Credit to Dixon’s Independent Voice, and Fairfield Daily Republic
A legal issue of great interest is brewing in Solano County in the city of Dixon.
On Wednesday April 1st (and no this was not an April Fool’s joke), Solano Superior Court Judge Scott Kays ordered the names and addresses of more than 1,700 people who signed a petition to repeal the sewer rate increase in Dixon to be sealed and be kept confidential.
Judge Kays ordered “Exhibit I” sealed and that all outstanding copies be retrieved, collected and delivered to the City Clerk to be kept under seal for a “reasonable” time for further investigation by the appropriate agency. Judge Kays said that petitions the court and Dixon city clerk have will be not be part of the public record in a separate case filed in February by the city of Dixon against the Solano County Taxpayers Association challenging the constitutionality of the initiative and preventing it from being placed on the November 2016 ballot.
Among the city’s exhibits in its court filing were 280 pages named “Exhibit I” of the names, addresses and the signatures of people who signed the Initiative petition. Attorney Michael Nolan asked Exhibit I to be sealed. Nolan, representing a “John Doe” who had signed the petition, said in his legal filing on March 30, 2015 that the Elections Code precludes the use of signatures except to certify them!
The Constitution of California guarantees a right to pursue and obtain privacy and reserves the right of self government by the initiative. The California Elections Code (Section 18650) makes it a misdemeanor to knowingly or willfully permit the list of signatures on an initiative petition to be used for any other purpose than to qualify the initiative for the ballot, and restricts public access to such a petition in accordance with the Public Records Act, which in turn exempts such petition from public disclosure.
“This is a serious violation of the Elections Code and a violation of the privacy of all 1742 Dixon citizens that signed the initiative. Violations of Elections Code are a misdemeanor and carry penalties for conviction of fine and or imprisonment,” stated in the article that appeared in Dixon’s Independent Voice.

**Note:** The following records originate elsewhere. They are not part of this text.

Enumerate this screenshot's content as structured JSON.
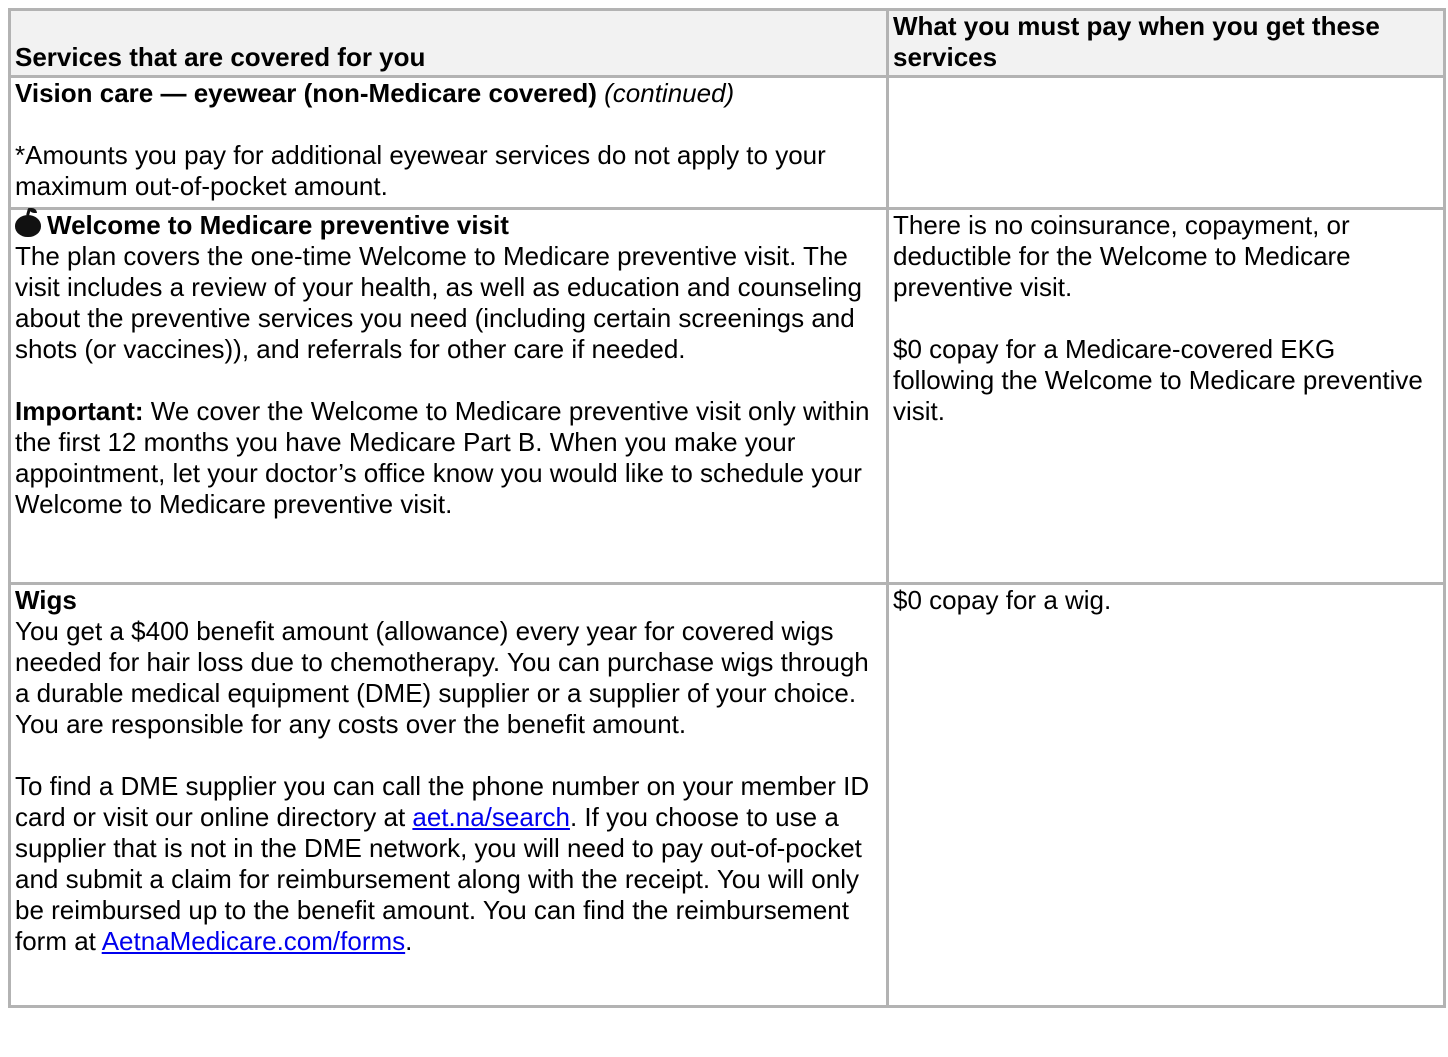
{
  "header": {
    "col1": "Services that are covered for you",
    "col2": "What you must pay when you get these services"
  },
  "rows": [
    {
      "title": "Vision care — eyewear (non-Medicare covered)",
      "title_suffix": "(continued)",
      "paragraphs": [
        "*Amounts you pay for additional eyewear services do not apply to your maximum out-of-pocket amount."
      ],
      "cost": []
    },
    {
      "icon": "apple-icon",
      "title": "Welcome to Medicare preventive visit",
      "intro": "The plan covers the one-time Welcome to Medicare preventive visit. The visit includes a review of your health, as well as education and counseling about the preventive services you need (including certain screenings and shots (or vaccines)), and referrals for other care if needed.",
      "important_label": "Important:",
      "important_text": " We cover the Welcome to Medicare preventive visit only within the first 12 months you have Medicare Part B. When you make your appointment, let your doctor’s office know you would like to schedule your Welcome to Medicare preventive visit.",
      "cost": [
        "There is no coinsurance, copayment, or deductible for the Welcome to Medicare preventive visit.",
        "$0 copay for a Medicare-covered EKG following the Welcome to Medicare preventive visit."
      ]
    },
    {
      "title": "Wigs",
      "intro": "You get a $400 benefit amount (allowance) every year for covered wigs needed for hair loss due to chemotherapy. You can purchase wigs through a durable medical equipment (DME) supplier or a supplier of your choice. You are responsible for any costs over the benefit amount.",
      "para2_a": "To find a DME supplier you can call the phone number on your member ID card or visit our online directory at ",
      "link1": "aet.na/search",
      "para2_b": ". If you choose to use a supplier that is not in the DME network, you will need to pay out-of-pocket and submit a claim for reimbursement along with the receipt. You will only be reimbursed up to the benefit amount. You can find the reimbursement form at ",
      "link2": "AetnaMedicare.com/forms",
      "para2_c": ".",
      "cost": [
        "$0 copay for a wig."
      ]
    }
  ]
}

The Initiative Petitions were turned in to the City Clerk on November 12, 2014, by the Dixon Chapter of the Solano County Taxpayers Association (DC-SCTA) for verification of the number of signatures. One week later the Clerk forwarded the petitions to the County Registrar of Voters for validation of signatures. While the petitions were in the custody of the City Clerk at least one duplicate copy was made of the Initiative, including the lists of all signatures. After validation of signatures by the County Registrar of Voters, the petitions were returned to the City Clerk to be sealed for confidentiality.
Gary Riddle, President of the Dixon Chapter, said after the Wednesday court hearing that when circulating petitions some people were concerned about providing their addresses.

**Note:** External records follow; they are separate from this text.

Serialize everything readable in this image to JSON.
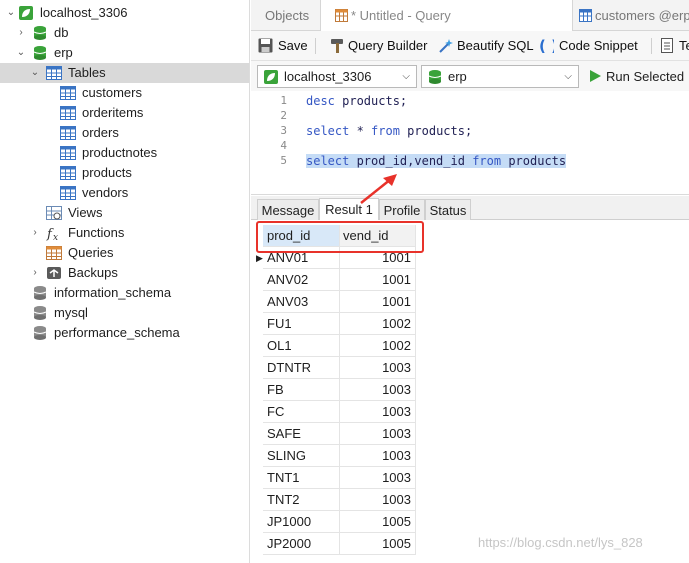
{
  "sidebar": {
    "connection": "localhost_3306",
    "db_db": "db",
    "db_erp": "erp",
    "tables_label": "Tables",
    "tables": [
      "customers",
      "orderitems",
      "orders",
      "productnotes",
      "products",
      "vendors"
    ],
    "views_label": "Views",
    "functions_label": "Functions",
    "queries_label": "Queries",
    "backups_label": "Backups",
    "other_dbs": [
      "information_schema",
      "mysql",
      "performance_schema"
    ]
  },
  "tabs": {
    "objects": "Objects",
    "query": "* Untitled - Query",
    "customers": "customers @erp"
  },
  "toolbar": {
    "save": "Save",
    "query_builder": "Query Builder",
    "beautify": "Beautify SQL",
    "snippet": "Code Snippet",
    "text": "Te"
  },
  "connbar": {
    "connection": "localhost_3306",
    "database": "erp",
    "run": "Run Selected"
  },
  "editor": {
    "line_numbers": [
      "1",
      "2",
      "3",
      "4",
      "5"
    ],
    "line1_kw": "desc",
    "line1_rest": " products;",
    "line3_kw1": "select",
    "line3_mid": " * ",
    "line3_kw2": "from",
    "line3_rest": " products;",
    "line5_kw1": "select",
    "line5_mid": " prod_id,vend_id ",
    "line5_kw2": "from",
    "line5_rest": " products"
  },
  "result_tabs": [
    "Message",
    "Result 1",
    "Profile",
    "Status"
  ],
  "grid": {
    "columns": [
      "prod_id",
      "vend_id"
    ],
    "rows": [
      [
        "ANV01",
        "1001"
      ],
      [
        "ANV02",
        "1001"
      ],
      [
        "ANV03",
        "1001"
      ],
      [
        "FU1",
        "1002"
      ],
      [
        "OL1",
        "1002"
      ],
      [
        "DTNTR",
        "1003"
      ],
      [
        "FB",
        "1003"
      ],
      [
        "FC",
        "1003"
      ],
      [
        "SAFE",
        "1003"
      ],
      [
        "SLING",
        "1003"
      ],
      [
        "TNT1",
        "1003"
      ],
      [
        "TNT2",
        "1003"
      ],
      [
        "JP1000",
        "1005"
      ],
      [
        "JP2000",
        "1005"
      ]
    ]
  },
  "watermark": "https://blog.csdn.net/lys_828",
  "colors": {
    "keyword": "#3557c4",
    "selection": "#c5dcf6",
    "db_icon": "#3aa33a",
    "table_icon": "#3a74c4",
    "annotation_red": "#e8322a",
    "run_green": "#3aa33a"
  },
  "icons": {
    "connection": "leaf-connection-icon",
    "database": "database-icon",
    "table": "table-icon",
    "view": "view-icon",
    "function": "function-icon",
    "query": "query-icon",
    "backup": "backup-icon"
  }
}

Riddle said he told them the information was turned over to the city clerk and kept confidential – but when Dixon challenged the petition in February the city’s filing included copies of the petition with names and addresses.
People who work in law enforcement for the state were among petition signers and they do not want their addresses part of the public record, Riddle said.

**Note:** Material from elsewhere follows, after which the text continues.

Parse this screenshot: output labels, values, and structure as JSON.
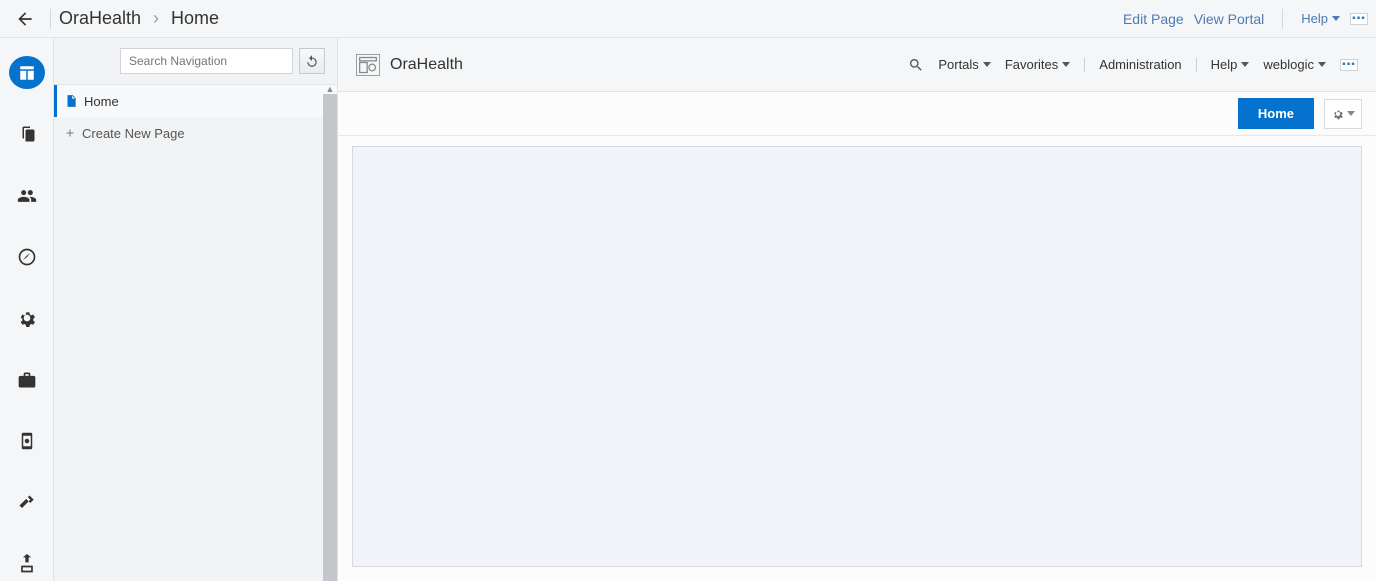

The questions that were not asked of, nor answered by, Mr. Churchwell, the city’s attorney, were:
- Who provided the copies of the petitions?
- What was the purpose of the petition copies?
- Why were they included as Exhibit I filed with the Writ?
- As stated above the person who petitioned the court to seal Exhibit I documents was a signer of the Sewer Initiative Petition and was identified in the court document as John Doe. Persons named in the petition as Respondents were the Dixon City Clerk, the Solano County Clerk of the Superior Court, attorneys for Churchwell/White LLP, Dixon City Council Members, and the Dixon City Manager.